The long sleeves come down to the base of my fingers, and the waist sits just below my hips. The chest and shoulders are still cut athletically and (in my opinion) accurately.
The Super Cell has plenty of space underneath for layers—I’ve layered a fleece and puffy with no loss of mobility—but it is definitely not baggy. Patagonia has veered away from the loose-fitting-outerwear trend in their alpine climbing line.
Hood / Hem Design
I have not used the hood over a ski helmet, but it slides perfectly over a climbing helmet with no decrease in visibility or mobility. Those with large heads may want to double-check on helmet and hood compatibility before making a decision based on this feature though.
When wearing the hood without a helmet, the hood cinches down nicely with the new Patagonia Touch Point adjustment system.
The Touch Point uses shock cord with an integrated adjustment button sewn into the fabric of the jacket. I found it easy to cinch down and easy to make large adjustments, especially while wearing gloves, but tweaking the system on the go was difficult.
Since the whole system is contained within the stitching of the jacket, small adjustments are difficult since you can’t manually pull the cord through the lock button.
When trying to loosen the system, I found that the elastic would only rebound part-way after being cinched down, so I had to push the cord back through the stiching while holding down the button to reset the system.

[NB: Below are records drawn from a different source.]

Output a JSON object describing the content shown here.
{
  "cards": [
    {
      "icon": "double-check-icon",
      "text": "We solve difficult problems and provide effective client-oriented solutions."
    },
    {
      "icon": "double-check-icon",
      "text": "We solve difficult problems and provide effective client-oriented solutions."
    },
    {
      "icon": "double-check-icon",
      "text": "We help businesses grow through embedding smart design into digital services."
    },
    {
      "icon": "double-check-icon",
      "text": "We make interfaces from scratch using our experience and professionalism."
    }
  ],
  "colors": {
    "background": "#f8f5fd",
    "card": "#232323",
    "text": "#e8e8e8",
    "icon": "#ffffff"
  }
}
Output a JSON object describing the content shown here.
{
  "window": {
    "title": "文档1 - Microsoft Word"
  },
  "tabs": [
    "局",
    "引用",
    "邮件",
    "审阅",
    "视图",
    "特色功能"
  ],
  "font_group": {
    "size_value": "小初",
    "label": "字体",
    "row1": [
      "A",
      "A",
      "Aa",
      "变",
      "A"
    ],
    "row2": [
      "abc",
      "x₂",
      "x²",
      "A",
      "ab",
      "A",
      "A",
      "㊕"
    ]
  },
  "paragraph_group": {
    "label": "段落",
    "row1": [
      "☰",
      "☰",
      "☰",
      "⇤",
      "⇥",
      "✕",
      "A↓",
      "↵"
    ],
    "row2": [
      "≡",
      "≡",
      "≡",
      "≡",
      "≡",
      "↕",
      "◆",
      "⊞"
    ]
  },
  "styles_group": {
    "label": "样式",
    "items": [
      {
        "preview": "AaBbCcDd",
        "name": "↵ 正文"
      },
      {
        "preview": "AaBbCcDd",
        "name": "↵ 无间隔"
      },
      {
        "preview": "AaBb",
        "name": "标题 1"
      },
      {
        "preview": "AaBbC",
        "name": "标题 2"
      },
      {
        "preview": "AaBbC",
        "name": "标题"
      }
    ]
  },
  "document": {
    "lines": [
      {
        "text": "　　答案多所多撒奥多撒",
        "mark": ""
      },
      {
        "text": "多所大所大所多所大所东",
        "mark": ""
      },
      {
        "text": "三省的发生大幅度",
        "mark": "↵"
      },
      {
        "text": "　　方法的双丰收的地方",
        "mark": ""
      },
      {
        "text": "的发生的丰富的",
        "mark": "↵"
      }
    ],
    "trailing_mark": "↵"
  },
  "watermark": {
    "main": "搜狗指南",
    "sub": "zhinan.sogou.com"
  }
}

The Touch Point system works best when you’re wearing gloves and you need to make large adjustments. The buttons are much larger than the small plastic tabs many manufacturers use, making them easy to press even with gloves or mittens on.
The brim of the hood uses a piece of stiff, laminated fabric to hold its shape, with no wires or other structural support. I found the brim held its shape in all but the heaviest rain.
The jacket’s zippers—front zip, two pockets, and pit zips—are all weather resistant and rubber coated. They zip up very smoothly, though they sometimes require additional care when unzipping. But I’ve found this to be true of almost every waterproof zipper I’ve ever used.
Each zipper also has its own small zipper garage, neatly placed and well sized.
Pockets, Pit Zips, and Cuffs
The Super Cell’s pockets are placed high on the chest and remain accessible even when you’re wearing a harness or backpack (or both). They’re simple—there are no headphone ports or other features—but they are large and functional.
The pit zips run from the middle of the ribs almost all the way to the elbow. Although arguably an unnecessary addition on a pure alpine climbing jacket, I like this feature on the Super Cell. I think the pit zips make the jacket more versatile, especially on approaches in humid climates like the Northeast.
The Super Cell’s cuffs are cut large, with easy-to-use Velcro adjustments. They expand enough to fit over even my bulkiest gloves, and the Velcro tabs are usable even with gloved hands.
I have had trouble tightening the cuffs enough around bare hands to form a tight seal, but I have fairly small wrists, so your experience may vary.